Nearing retirement? We have some tips to ensure that tax burden during retirement is manageable.
Retirees…wondering how you can minimize your tax burden during retirement? Today’s retirees face different obstacles—how can you effectively address those challenges? We explore below.
How is retirement different now?
Previous generations could mainly rely on Social Security benefits and pensions during retirement but nowadays retirements are largely funded through pre-tax retirement accounts like 401(k)s and deductible IRAs. This is not always advantageous as all withdrawals from these accounts in retirement are taxable as ordinary income (at the current tax rates in the U.S.) So, if tax rates rise, you will have less after-tax income in retirement. Given that Biden's American Jobs Plan (AJP) could increase tax rates, retirees need to plan now.
What could the AJP change?
While legislation is far from final, the AJP could include the following changes:
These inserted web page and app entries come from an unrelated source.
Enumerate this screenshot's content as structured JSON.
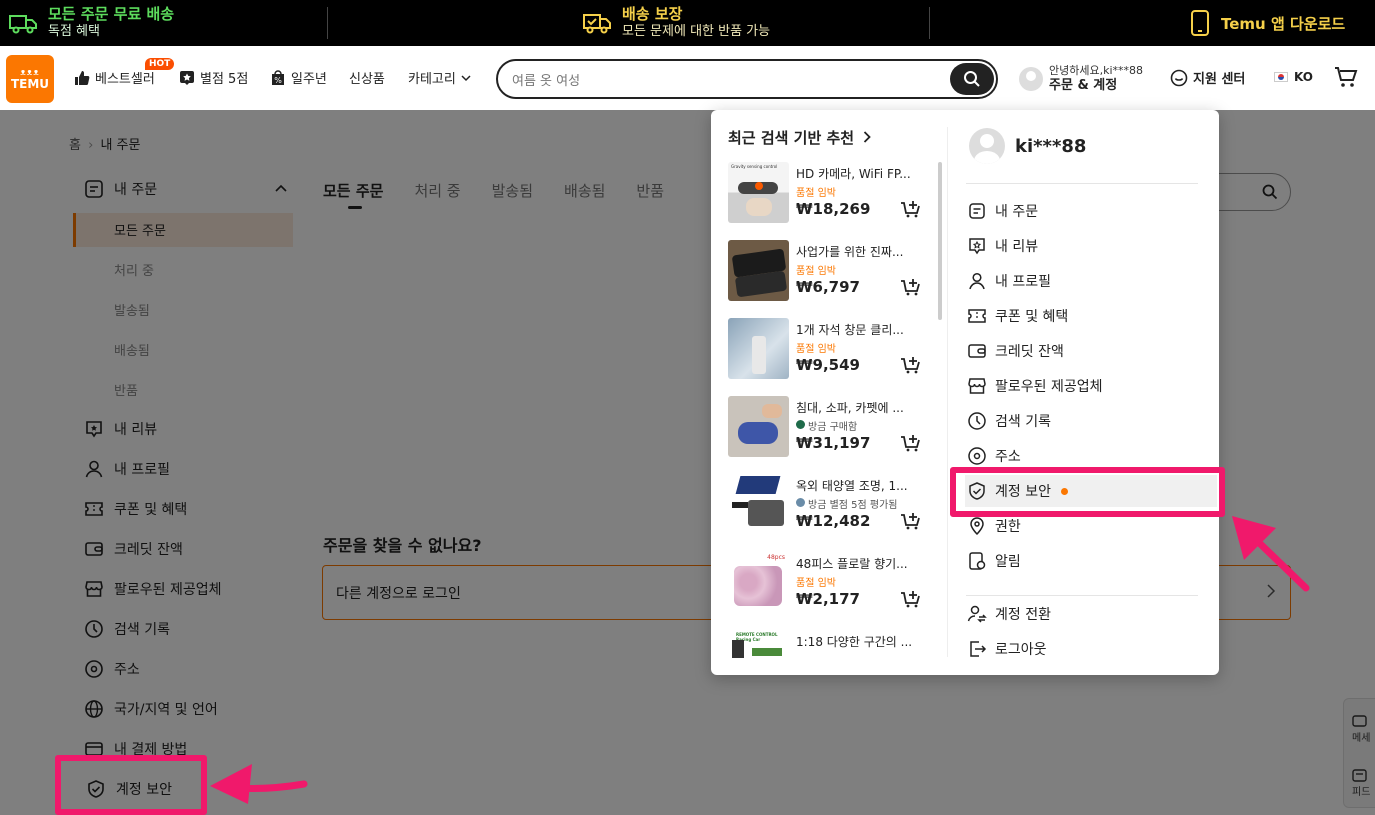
{
  "promo": {
    "left_title": "모든 주문 무료 배송",
    "left_sub": "독점 혜택",
    "mid_title": "배송 보장",
    "mid_sub": "모든 문제에 대한 반품 가능",
    "right_title": "Temu 앱 다운로드"
  },
  "header": {
    "logo_top": "ᴥᴥᴥ",
    "logo_text": "TEMU",
    "nav": {
      "bestseller": "베스트셀러",
      "hot": "HOT",
      "five_star": "별점 5점",
      "anniversary": "일주년",
      "new": "신상품",
      "category": "카테고리"
    },
    "search_placeholder": "여름 옷 여성",
    "user_greeting": "안녕하세요,ki***88",
    "user_orders": "주문 & 계정",
    "support": "지원 센터",
    "lang": "KO"
  },
  "page": {
    "breadcrumb_home": "홈",
    "breadcrumb_current": "내 주문",
    "sidebar": {
      "my_orders": "내 주문",
      "subs": [
        "모든 주문",
        "처리 중",
        "발송됨",
        "배송됨",
        "반품"
      ],
      "items": [
        "내 리뷰",
        "내 프로필",
        "쿠폰 및 혜택",
        "크레딧 잔액",
        "팔로우된 제공업체",
        "검색 기록",
        "주소",
        "국가/지역 및 언어",
        "내 결제 방법",
        "계정 보안"
      ]
    },
    "tabs": [
      "모든 주문",
      "처리 중",
      "발송됨",
      "배송됨",
      "반품"
    ],
    "notfound": "주문을 찾을 수 없나요?",
    "login_other": "다른 계정으로 로그인",
    "float_tools": [
      "메세",
      "피드"
    ]
  },
  "dropdown": {
    "rec_title": "최근 검색 기반 추천",
    "products": [
      {
        "name": "HD 카메라, WiFi FP...",
        "sub": "품절 임박",
        "price": "₩18,269",
        "img_text": "Gravity sensing control"
      },
      {
        "name": "사업가를 위한 진짜...",
        "sub": "품절 임박",
        "price": "₩6,797",
        "img_text": ""
      },
      {
        "name": "1개 자석 창문 클리...",
        "sub": "품절 임박",
        "price": "₩9,549",
        "img_text": ""
      },
      {
        "name": "침대, 소파, 카펫에 ...",
        "sub": "방금 구매함",
        "price": "₩31,197",
        "img_text": ""
      },
      {
        "name": "옥외 태양열 조명, 1...",
        "sub": "방금 별점 5점 평가됨",
        "price": "₩12,482",
        "img_text": ""
      },
      {
        "name": "48피스 플로랄 향기...",
        "sub": "품절 임박",
        "price": "₩2,177",
        "img_text": "48pcs"
      },
      {
        "name": "1:18 다양한 구간의 ...",
        "sub": "",
        "price": "",
        "img_text": "REMOTE CONTROL Racing Car"
      }
    ],
    "account_name": "ki***88",
    "menu": [
      "내 주문",
      "내 리뷰",
      "내 프로필",
      "쿠폰 및 혜택",
      "크레딧 잔액",
      "팔로우된 제공업체",
      "검색 기록",
      "주소",
      "계정 보안",
      "권한",
      "알림"
    ],
    "menu2": [
      "계정 전환",
      "로그아웃"
    ]
  },
  "colors": {
    "accent": "#fb7701",
    "highlight": "#f0196b",
    "promo_green": "#5ddc5d",
    "promo_yellow": "#f5d04a"
  }
}
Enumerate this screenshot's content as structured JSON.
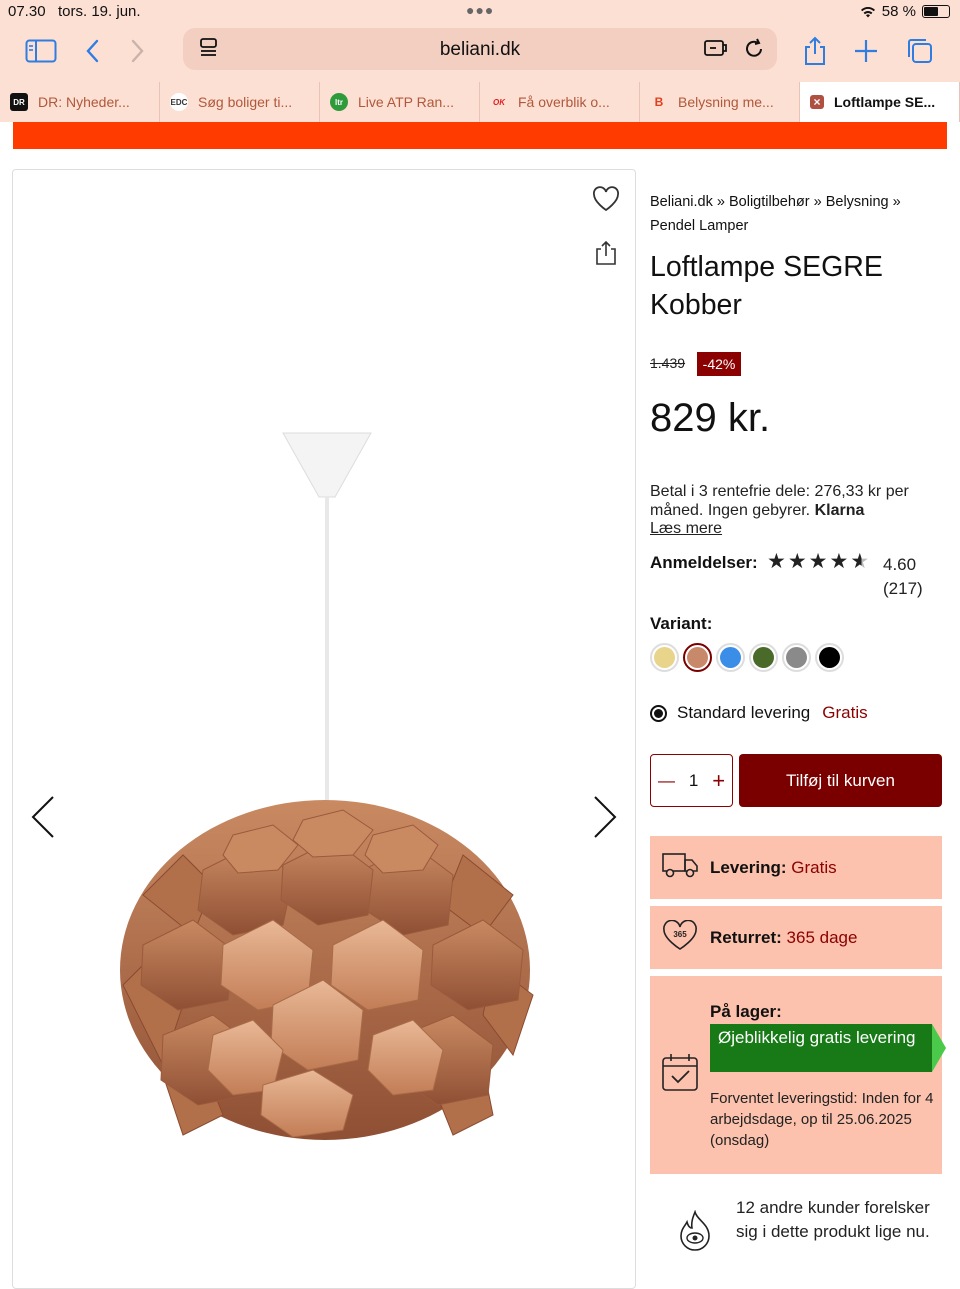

- Potential elimination of the favorable long-term capital gains tax rates for high net worth individuals—those with incomes of $1 million or more could be paying up to 39.6% on their gains, up from the current rate of 20%.
- Lower standard deduction—A lot of retirees rely on the standard deduction rather than itemizing so taxes could increase if the current standard deduction is lowered.
- Federal estate tax exemption amount could be lowered, which will impact estates valued above $3.5 million.
- Social security payroll tax could be extended to apply to workers or households earning over $400,000 annually. Employers and employees each pay 6.2% and self employed pay the full 12.4%.
Planning strategies for retirees
The looming tax changes present several planning opportunities for those nearing retirement.
Consider converting part or all of your traditional 401(k) or IRA to a Roth IRA. You pay tax on the converted amount and eventually withdraw it from the Roth tax-free. A Roth conversion at the current rates could be a good planning opportunity for those who don’t expect their tax burden to decrease dramatically in retirement.
A Roth is also exempt from required minimum distributions (RMDs) so the money can continue to grow tax-free throughout the owner’s lifetime. Distributions from Roths are not taxable unlike traditional IRAs and, as long as the account is at least five years old, will not incur an early withdrawal penalty.
Another possibility is creating a charitable remainder trust. These irrevocable trusts are designed to benefit charitable organizations. But they also continue to provide the donor (or the donor and another beneficiary) with an income stream for life (or a term up to 20 years) plus some significant tax breaks.
To explore the full range of retirement tax saving options, talk to a member of our private client services team. We can help you devise a plan that suits your personal financial needs.
Questions? Contact us.